▶ [EXERCISE DETAILS] Scan the entries below for the word "icon" and copy every line where it turns up.

+++++

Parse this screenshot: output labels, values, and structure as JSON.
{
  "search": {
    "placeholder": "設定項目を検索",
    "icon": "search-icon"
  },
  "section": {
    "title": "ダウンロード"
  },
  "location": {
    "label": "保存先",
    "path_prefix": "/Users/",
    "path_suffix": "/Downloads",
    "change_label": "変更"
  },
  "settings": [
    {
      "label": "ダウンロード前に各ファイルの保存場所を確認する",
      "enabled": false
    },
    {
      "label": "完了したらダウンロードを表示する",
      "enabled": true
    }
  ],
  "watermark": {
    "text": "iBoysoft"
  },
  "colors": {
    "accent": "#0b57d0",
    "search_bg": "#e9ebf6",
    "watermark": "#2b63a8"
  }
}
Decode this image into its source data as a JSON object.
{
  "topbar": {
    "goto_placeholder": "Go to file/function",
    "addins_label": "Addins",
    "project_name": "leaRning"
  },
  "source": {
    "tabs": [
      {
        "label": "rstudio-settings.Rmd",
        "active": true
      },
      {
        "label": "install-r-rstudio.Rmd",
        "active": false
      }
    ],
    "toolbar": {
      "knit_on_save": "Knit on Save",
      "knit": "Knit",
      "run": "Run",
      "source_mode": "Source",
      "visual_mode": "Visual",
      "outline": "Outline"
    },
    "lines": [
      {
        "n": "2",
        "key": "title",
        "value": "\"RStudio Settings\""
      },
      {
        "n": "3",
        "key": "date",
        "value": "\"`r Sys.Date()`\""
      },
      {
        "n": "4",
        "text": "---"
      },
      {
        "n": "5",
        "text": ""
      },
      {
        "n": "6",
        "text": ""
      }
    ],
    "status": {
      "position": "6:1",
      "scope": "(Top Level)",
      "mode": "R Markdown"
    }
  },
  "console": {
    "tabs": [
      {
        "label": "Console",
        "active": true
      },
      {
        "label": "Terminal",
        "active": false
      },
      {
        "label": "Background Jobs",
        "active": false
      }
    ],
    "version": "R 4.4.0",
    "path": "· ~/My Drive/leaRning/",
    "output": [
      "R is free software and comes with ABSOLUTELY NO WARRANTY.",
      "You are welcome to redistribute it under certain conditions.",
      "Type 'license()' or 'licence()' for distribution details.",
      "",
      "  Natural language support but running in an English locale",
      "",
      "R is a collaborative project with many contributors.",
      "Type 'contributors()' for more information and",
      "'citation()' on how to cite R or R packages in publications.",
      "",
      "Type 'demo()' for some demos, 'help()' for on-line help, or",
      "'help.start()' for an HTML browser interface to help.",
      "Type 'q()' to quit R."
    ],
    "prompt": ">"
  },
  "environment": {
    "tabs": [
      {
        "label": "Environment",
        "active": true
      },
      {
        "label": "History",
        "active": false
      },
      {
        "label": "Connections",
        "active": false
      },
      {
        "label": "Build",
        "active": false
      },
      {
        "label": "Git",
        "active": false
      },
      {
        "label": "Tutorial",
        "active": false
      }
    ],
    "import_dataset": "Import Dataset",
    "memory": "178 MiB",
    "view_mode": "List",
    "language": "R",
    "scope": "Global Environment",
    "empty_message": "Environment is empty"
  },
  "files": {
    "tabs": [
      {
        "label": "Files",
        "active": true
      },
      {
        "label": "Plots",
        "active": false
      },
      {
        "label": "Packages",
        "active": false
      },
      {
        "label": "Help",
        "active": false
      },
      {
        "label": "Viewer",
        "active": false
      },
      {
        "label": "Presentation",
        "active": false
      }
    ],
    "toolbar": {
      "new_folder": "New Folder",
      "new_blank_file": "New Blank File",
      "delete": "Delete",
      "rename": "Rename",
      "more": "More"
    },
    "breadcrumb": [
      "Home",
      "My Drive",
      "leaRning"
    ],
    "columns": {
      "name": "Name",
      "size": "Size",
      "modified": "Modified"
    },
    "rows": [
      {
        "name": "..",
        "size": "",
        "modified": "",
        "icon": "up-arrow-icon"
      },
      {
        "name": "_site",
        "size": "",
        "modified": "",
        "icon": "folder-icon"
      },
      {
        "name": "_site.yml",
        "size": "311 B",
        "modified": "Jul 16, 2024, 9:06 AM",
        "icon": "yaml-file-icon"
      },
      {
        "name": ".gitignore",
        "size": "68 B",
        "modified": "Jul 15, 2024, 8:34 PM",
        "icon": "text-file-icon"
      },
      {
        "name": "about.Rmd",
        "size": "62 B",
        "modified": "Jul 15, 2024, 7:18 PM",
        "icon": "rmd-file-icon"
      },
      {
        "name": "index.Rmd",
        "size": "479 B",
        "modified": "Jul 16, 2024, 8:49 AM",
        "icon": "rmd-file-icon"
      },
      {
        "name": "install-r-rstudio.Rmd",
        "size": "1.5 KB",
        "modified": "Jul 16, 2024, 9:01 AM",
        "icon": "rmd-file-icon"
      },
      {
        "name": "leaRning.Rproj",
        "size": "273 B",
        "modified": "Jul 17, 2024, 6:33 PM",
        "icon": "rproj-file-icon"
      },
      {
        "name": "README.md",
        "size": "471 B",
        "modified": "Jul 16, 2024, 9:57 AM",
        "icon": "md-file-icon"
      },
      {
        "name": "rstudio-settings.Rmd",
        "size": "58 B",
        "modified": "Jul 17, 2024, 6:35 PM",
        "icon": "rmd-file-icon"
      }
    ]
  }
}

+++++

▶ [SOLVED EXERCISE]
    "icon": "search-icon"
        "icon": "up-arrow-icon"
        "icon": "folder-icon"
        "icon": "yaml-file-icon"
        "icon": "text-file-icon"
        "icon": "rmd-file-icon"
        "icon": "rmd-file-icon"
        "icon": "rmd-file-icon"
        "icon": "rproj-file-icon"
        "icon": "md-file-icon"
        "icon": "rmd-file-icon"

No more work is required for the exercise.